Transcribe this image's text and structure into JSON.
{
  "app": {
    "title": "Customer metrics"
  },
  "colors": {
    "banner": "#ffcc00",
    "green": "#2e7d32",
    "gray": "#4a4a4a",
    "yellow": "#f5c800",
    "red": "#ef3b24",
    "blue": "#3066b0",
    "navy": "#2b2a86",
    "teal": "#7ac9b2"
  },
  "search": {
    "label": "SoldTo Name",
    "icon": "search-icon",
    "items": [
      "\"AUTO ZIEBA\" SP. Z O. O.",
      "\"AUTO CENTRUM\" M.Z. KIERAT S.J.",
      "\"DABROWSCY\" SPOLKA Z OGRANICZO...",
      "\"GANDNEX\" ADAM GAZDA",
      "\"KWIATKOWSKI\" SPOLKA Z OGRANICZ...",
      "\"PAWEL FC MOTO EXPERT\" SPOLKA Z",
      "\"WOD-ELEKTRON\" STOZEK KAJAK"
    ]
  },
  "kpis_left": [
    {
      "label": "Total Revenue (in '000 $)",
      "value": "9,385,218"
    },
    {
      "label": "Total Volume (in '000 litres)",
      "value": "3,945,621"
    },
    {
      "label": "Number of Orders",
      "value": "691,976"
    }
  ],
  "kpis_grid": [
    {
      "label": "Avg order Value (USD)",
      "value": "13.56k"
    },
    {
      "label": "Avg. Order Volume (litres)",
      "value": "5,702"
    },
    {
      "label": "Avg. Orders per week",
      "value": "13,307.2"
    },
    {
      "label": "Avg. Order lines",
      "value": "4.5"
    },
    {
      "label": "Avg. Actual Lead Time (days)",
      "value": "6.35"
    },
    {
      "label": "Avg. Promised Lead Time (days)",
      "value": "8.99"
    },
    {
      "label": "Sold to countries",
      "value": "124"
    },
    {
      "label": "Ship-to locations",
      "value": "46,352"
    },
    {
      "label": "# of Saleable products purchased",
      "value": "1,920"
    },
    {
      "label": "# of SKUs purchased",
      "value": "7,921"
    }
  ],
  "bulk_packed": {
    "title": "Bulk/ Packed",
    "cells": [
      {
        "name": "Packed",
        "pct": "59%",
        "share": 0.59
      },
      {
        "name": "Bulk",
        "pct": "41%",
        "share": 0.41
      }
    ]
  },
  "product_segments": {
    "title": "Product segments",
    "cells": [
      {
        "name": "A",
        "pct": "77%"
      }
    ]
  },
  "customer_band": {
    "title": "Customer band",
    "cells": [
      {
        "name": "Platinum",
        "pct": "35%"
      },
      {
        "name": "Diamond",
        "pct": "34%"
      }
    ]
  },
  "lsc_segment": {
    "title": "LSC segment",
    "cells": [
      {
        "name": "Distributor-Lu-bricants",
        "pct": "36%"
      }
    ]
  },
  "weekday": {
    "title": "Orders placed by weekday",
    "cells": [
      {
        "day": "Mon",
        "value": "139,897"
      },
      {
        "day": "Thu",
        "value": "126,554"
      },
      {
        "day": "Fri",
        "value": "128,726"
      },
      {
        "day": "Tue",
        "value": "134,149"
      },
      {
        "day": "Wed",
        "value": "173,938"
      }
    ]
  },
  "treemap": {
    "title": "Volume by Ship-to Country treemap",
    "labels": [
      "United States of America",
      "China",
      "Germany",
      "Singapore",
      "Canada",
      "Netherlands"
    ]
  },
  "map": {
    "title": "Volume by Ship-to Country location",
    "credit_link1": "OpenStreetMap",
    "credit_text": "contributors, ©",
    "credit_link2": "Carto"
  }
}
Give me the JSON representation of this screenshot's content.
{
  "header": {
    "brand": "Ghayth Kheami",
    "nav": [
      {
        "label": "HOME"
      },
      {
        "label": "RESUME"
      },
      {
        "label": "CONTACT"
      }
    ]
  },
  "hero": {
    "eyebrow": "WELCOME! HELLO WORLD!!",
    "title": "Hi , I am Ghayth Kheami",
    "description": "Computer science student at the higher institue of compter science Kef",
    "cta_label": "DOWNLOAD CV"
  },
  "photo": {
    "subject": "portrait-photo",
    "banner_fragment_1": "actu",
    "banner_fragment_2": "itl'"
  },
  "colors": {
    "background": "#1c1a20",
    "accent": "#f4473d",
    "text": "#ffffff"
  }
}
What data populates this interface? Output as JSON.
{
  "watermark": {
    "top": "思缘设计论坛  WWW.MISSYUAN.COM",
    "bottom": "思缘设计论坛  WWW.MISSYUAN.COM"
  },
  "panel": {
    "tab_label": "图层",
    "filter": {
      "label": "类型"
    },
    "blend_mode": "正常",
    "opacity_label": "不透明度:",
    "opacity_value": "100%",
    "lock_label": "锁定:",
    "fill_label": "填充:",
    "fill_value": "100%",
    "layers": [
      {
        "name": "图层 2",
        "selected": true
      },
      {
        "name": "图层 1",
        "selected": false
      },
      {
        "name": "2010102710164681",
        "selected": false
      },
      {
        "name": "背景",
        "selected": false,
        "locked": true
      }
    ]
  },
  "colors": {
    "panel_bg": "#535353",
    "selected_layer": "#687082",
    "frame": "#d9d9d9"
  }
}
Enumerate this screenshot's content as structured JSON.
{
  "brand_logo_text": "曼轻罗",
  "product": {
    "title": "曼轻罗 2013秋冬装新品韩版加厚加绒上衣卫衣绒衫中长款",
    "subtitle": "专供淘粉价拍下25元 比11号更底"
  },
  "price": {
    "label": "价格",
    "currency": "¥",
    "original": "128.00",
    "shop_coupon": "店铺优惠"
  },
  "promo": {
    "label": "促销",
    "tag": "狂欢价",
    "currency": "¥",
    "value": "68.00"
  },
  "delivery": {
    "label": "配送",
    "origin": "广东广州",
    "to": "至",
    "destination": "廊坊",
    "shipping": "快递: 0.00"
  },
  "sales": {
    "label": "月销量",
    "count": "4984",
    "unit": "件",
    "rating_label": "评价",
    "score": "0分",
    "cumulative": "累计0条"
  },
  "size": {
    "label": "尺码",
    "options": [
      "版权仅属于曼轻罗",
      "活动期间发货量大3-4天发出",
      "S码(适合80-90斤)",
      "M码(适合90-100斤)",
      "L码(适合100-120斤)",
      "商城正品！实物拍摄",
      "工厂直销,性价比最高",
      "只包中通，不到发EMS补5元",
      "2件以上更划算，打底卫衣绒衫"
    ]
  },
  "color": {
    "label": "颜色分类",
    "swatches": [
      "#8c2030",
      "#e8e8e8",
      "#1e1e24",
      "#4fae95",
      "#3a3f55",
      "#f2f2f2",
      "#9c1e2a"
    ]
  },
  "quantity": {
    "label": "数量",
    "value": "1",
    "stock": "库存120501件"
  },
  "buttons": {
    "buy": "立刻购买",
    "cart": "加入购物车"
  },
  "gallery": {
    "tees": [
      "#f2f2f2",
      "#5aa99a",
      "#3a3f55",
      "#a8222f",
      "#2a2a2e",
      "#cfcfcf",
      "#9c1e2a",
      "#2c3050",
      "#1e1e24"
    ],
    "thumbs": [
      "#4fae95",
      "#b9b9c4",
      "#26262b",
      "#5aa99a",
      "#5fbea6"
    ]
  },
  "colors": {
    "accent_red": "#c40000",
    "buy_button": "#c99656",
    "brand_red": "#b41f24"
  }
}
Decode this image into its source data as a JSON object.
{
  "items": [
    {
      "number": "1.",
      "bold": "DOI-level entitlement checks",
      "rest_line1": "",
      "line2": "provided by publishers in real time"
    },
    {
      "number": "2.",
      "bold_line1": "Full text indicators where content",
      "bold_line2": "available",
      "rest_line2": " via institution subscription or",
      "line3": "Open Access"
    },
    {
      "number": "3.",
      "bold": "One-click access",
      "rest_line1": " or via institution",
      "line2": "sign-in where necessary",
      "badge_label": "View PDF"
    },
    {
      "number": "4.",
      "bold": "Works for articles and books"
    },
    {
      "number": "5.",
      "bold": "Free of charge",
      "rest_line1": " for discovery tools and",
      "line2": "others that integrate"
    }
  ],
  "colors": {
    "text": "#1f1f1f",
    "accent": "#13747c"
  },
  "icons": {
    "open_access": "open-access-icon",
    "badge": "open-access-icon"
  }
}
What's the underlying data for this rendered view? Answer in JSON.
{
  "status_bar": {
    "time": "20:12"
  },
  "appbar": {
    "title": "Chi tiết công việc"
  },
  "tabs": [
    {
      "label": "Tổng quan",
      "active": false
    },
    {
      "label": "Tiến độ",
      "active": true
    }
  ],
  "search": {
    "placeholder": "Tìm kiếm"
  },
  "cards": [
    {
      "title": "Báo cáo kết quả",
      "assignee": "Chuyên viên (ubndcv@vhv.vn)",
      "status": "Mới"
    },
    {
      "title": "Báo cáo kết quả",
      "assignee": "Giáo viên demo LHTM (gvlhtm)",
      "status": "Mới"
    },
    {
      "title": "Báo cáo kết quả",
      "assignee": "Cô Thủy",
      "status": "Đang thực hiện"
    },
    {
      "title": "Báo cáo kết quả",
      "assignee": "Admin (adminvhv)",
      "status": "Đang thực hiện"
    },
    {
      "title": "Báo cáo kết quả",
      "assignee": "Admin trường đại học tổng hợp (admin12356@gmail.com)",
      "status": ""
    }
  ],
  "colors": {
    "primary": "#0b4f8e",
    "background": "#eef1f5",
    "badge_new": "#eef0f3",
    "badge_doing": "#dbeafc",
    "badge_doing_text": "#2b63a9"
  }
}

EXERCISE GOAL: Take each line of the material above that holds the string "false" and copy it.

TASK ANSWER:
        "selected": false
        "selected": false
        "selected": false,
      "active": false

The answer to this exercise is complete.